Material shown —
..............................

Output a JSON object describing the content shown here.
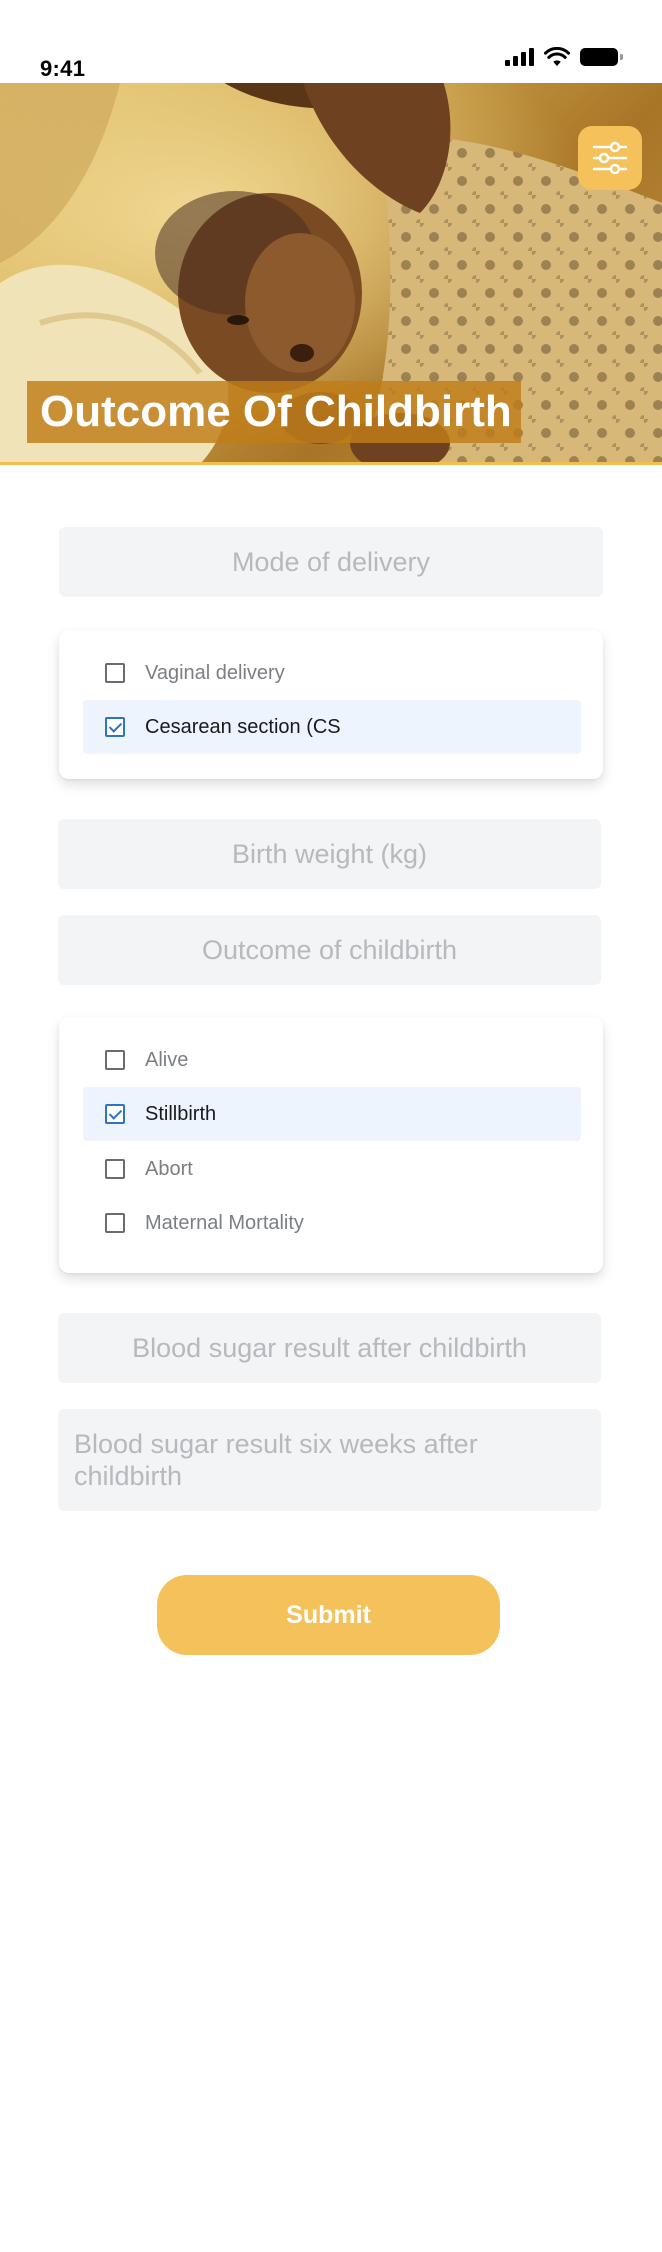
{
  "status_bar": {
    "time": "9:41"
  },
  "header": {
    "title": "Outcome Of Childbirth",
    "filter_icon": "sliders-icon"
  },
  "form": {
    "mode_of_delivery": {
      "placeholder": "Mode of delivery",
      "options": [
        {
          "label": "Vaginal delivery",
          "checked": false
        },
        {
          "label": "Cesarean section (CS",
          "checked": true
        }
      ]
    },
    "birth_weight": {
      "placeholder": "Birth weight (kg)"
    },
    "outcome_of_childbirth": {
      "placeholder": "Outcome of childbirth",
      "options": [
        {
          "label": "Alive",
          "checked": false
        },
        {
          "label": "Stillbirth",
          "checked": true
        },
        {
          "label": "Abort",
          "checked": false
        },
        {
          "label": "Maternal Mortality",
          "checked": false
        }
      ]
    },
    "blood_sugar_after": {
      "placeholder": "Blood sugar result after childbirth"
    },
    "blood_sugar_six_weeks": {
      "placeholder": "Blood sugar result six weeks after childbirth"
    },
    "submit_label": "Submit"
  },
  "colors": {
    "accent": "#f5c15a",
    "checkbox_checked": "#2f73c7",
    "selected_row": "#edf4fd"
  }
}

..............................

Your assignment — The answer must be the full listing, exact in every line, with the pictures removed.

Answer area —
Output a JSON object describing the content shown here.
{
  "status_bar": {
    "time": "9:41"
  },
  "header": {
    "title": "Outcome Of Childbirth",
    "filter_icon": "sliders-icon"
  },
  "form": {
    "mode_of_delivery": {
      "placeholder": "Mode of delivery",
      "options": [
        {
          "label": "Vaginal delivery",
          "checked": false
        },
        {
          "label": "Cesarean section (CS",
          "checked": true
        }
      ]
    },
    "birth_weight": {
      "placeholder": "Birth weight (kg)"
    },
    "outcome_of_childbirth": {
      "placeholder": "Outcome of childbirth",
      "options": [
        {
          "label": "Alive",
          "checked": false
        },
        {
          "label": "Stillbirth",
          "checked": true
        },
        {
          "label": "Abort",
          "checked": false
        },
        {
          "label": "Maternal Mortality",
          "checked": false
        }
      ]
    },
    "blood_sugar_after": {
      "placeholder": "Blood sugar result after childbirth"
    },
    "blood_sugar_six_weeks": {
      "placeholder": "Blood sugar result six weeks after childbirth"
    },
    "submit_label": "Submit"
  },
  "colors": {
    "accent": "#f5c15a",
    "checkbox_checked": "#2f73c7",
    "selected_row": "#edf4fd"
  }
}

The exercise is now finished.